# RECORDED DATA:
◇ ◇ ◇ ◇ ◇
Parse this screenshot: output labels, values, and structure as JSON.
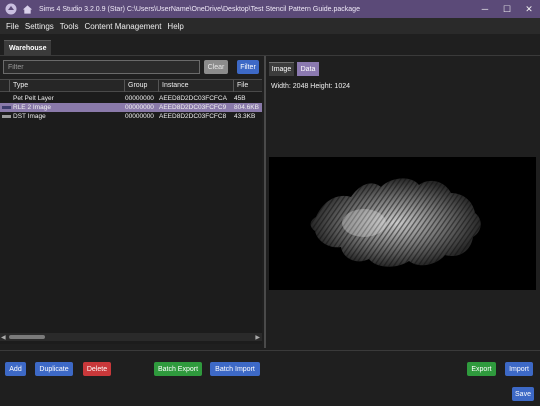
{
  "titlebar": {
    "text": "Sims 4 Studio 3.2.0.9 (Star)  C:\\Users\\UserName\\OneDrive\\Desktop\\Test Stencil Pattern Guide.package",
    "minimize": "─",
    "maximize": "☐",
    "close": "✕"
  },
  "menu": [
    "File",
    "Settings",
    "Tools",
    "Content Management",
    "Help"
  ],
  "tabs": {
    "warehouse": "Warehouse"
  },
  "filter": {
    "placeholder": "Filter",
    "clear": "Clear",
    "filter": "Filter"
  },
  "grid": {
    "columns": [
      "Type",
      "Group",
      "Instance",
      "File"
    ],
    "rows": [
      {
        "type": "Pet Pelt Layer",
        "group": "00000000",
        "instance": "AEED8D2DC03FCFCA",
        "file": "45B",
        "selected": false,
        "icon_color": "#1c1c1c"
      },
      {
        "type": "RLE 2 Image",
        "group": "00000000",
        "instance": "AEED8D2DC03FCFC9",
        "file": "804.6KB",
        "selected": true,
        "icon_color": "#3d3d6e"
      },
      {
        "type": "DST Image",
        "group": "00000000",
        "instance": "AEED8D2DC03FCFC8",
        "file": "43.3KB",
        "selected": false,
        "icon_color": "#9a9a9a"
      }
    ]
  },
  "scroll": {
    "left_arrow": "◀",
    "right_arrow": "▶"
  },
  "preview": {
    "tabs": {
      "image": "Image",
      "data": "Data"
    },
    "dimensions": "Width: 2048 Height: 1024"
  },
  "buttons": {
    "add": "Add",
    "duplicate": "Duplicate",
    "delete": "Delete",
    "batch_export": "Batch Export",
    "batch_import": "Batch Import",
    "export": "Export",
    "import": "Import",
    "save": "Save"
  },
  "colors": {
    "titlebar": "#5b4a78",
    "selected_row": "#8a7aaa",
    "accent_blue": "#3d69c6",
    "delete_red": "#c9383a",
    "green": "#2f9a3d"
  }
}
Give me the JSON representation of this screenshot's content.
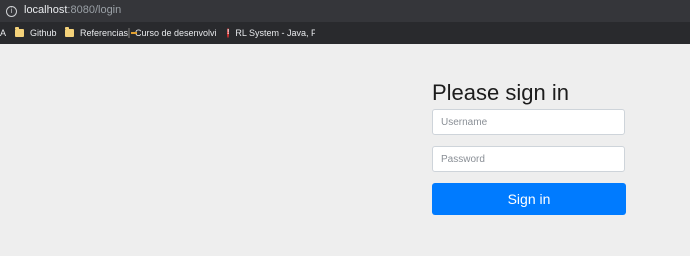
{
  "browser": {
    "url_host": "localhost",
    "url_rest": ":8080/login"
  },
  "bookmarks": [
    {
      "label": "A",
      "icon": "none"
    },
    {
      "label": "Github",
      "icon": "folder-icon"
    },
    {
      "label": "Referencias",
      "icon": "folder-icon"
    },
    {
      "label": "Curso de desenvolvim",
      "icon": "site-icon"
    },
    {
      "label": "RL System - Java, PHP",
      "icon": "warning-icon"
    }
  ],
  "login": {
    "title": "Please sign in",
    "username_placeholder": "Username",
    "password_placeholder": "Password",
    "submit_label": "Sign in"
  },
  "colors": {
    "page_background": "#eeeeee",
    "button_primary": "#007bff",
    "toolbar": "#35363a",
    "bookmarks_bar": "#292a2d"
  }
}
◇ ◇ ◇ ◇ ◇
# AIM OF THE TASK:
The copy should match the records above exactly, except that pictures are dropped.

# ANSWER TO THE EXERCISE:
Parse this screenshot: output labels, values, and structure as JSON.
{
  "titlebar": {
    "text": "Sims 4 Studio 3.2.0.9 (Star)  C:\\Users\\UserName\\OneDrive\\Desktop\\Test Stencil Pattern Guide.package",
    "minimize": "─",
    "maximize": "☐",
    "close": "✕"
  },
  "menu": [
    "File",
    "Settings",
    "Tools",
    "Content Management",
    "Help"
  ],
  "tabs": {
    "warehouse": "Warehouse"
  },
  "filter": {
    "placeholder": "Filter",
    "clear": "Clear",
    "filter": "Filter"
  },
  "grid": {
    "columns": [
      "Type",
      "Group",
      "Instance",
      "File"
    ],
    "rows": [
      {
        "type": "Pet Pelt Layer",
        "group": "00000000",
        "instance": "AEED8D2DC03FCFCA",
        "file": "45B",
        "selected": false,
        "icon_color": "#1c1c1c"
      },
      {
        "type": "RLE 2 Image",
        "group": "00000000",
        "instance": "AEED8D2DC03FCFC9",
        "file": "804.6KB",
        "selected": true,
        "icon_color": "#3d3d6e"
      },
      {
        "type": "DST Image",
        "group": "00000000",
        "instance": "AEED8D2DC03FCFC8",
        "file": "43.3KB",
        "selected": false,
        "icon_color": "#9a9a9a"
      }
    ]
  },
  "scroll": {
    "left_arrow": "◀",
    "right_arrow": "▶"
  },
  "preview": {
    "tabs": {
      "image": "Image",
      "data": "Data"
    },
    "dimensions": "Width: 2048 Height: 1024"
  },
  "buttons": {
    "add": "Add",
    "duplicate": "Duplicate",
    "delete": "Delete",
    "batch_export": "Batch Export",
    "batch_import": "Batch Import",
    "export": "Export",
    "import": "Import",
    "save": "Save"
  },
  "colors": {
    "titlebar": "#5b4a78",
    "selected_row": "#8a7aaa",
    "accent_blue": "#3d69c6",
    "delete_red": "#c9383a",
    "green": "#2f9a3d"
  }
}
Give me the JSON representation of this screenshot's content.
{
  "browser": {
    "url_host": "localhost",
    "url_rest": ":8080/login"
  },
  "bookmarks": [
    {
      "label": "A",
      "icon": "none"
    },
    {
      "label": "Github",
      "icon": "folder-icon"
    },
    {
      "label": "Referencias",
      "icon": "folder-icon"
    },
    {
      "label": "Curso de desenvolvim",
      "icon": "site-icon"
    },
    {
      "label": "RL System - Java, PHP",
      "icon": "warning-icon"
    }
  ],
  "login": {
    "title": "Please sign in",
    "username_placeholder": "Username",
    "password_placeholder": "Password",
    "submit_label": "Sign in"
  },
  "colors": {
    "page_background": "#eeeeee",
    "button_primary": "#007bff",
    "toolbar": "#35363a",
    "bookmarks_bar": "#292a2d"
  }
}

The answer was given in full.